I arrived early, something not typical for me, but I was feeling anxious and did not want to be late. There were signs and volunteers directing the steady stream of cars to available parking, and the steady stream of pedestrians to the clinic. As I walked by the first volunteer and tried to say thank you, I suddenly realized I wasn’t going to get through this without crying.
First it was just watery eyes and a tight throat as I walked into the building. Then it was tears falling as I stood in line and when the person at the desk asked if I had an appointment. I could barely get out the word “Thanks” when another volunteer directed me to an open vaccination station. And when the man holding the needle cheerfully asked me my name, I answered with a full blown sob. Then I choked out, “Catherine.”
All of this is to say that clearly I have been having way more feelings about stuff than I am aware of.
The truth is I haven’t cried much during this pandemic, even though I have experienced deep grief. But there I was, in a room full of strangers, more people than I’ve been around in almost a year, and I couldn’t stop my tears.
After I received my shot I went into another area to wait out the 15 minute window to be sure I didn’t have any immediate allergic reaction. Then I headed back to my car. I was through most of my tears and I noticed another response. Suddenly I wanted to go to a restaurant, sit down, and have something to eat. I used to eat out all the time, grabbing a bite as I rushed through my busy day. But since last March I haven’t been in a restaurant. Now all of a sudden my old brain kicked in, as if the last year of home-cooked meals hadn’t happened, saying, “Let’s go back to the old way.”
It didn’t stop there. As I got in my car and drove away from the clinic, I passed a theater. “I wonder what’s playing there?” I thought. “Maybe I’ll catch a movie.”
Good heavens! Clearly my thinking had reverted to a pre-pandemic mindset. Almost.
As soon as those thoughts popped up, my other brain said, “Stop that. First of all, you just got the shot a few minutes ago. And your second shot is four weeks out. And the world is still in pandemic mode. Just stop that.”
And more than “Stop that,” I also thought, “Wow. How fast was that?

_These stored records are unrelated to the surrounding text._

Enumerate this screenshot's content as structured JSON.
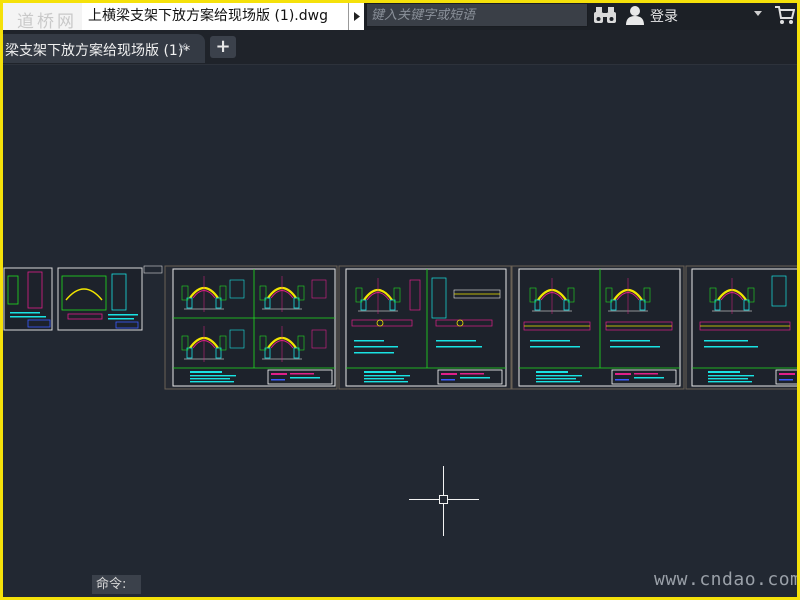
{
  "app": {
    "logo_text": "道桥网",
    "file_title": "上横梁支架下放方案给现场版 (1).dwg",
    "search_placeholder": "键入关键字或短语",
    "login_label": "登录"
  },
  "tabs": [
    {
      "label": "梁支架下放方案给现场版 (1)*",
      "close": "×"
    }
  ],
  "add_tab": "+",
  "command": {
    "label": "命令:"
  },
  "watermark": "www.cndao.com",
  "colors": {
    "accent_border": "#f5e10a",
    "canvas_bg": "#222832"
  },
  "icons": [
    "play-icon",
    "binoculars-icon",
    "user-icon",
    "chevron-down-icon",
    "cart-icon",
    "close-icon",
    "plus-icon",
    "crosshair-cursor"
  ]
}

I do not want to go back to my old way of being.”
All is of this is to say I clearly have more work to do.
Throughout this year I have had the opportunity to become more aware of life’s fragility and its preciousness. I have left behind the hectic pace at which I used to live. For all the changes of the last year that I grieve, I also have experienced simpler and more reflective way of being. I have even baked my own bread, for heaven’s sake. And I have promised myself that I would hold on to these lessons. I was surprised at how quickly the old way of being said, “Welcome back.”
Isn’t that the way of out hearts? There is so much more going on in there than we are aware of. That spiritual task of knowing ourselves- our griefs, our patterns, our self-deceptions, and even our strengths- is much bigger than we might think it is.
When I finally got home from that first vaccine adventure I was exhausted. I ascribed my exhaustion to the vaccine, but I suspect it was also a side-effect of a year of grief and change, and a year of holding so much of that grief and change below my awareness, just so I can get through the moment.
I know that there are many who have been unable to schedule their first vaccine, and many more still waiting for eligibility. I know that the broken healthcare system this pandemic has unmasked is just one part of the broken systems this year has also made clear. I also know this year has invited us to new ways of seeing and of being that are worth holding on to.
We are not the same people that we were a year ago, thank God. And may God continue to lead us forward into whatever good thing is emerging in our world.
God be with me in my tears and in my turning. Even after I get that second shot.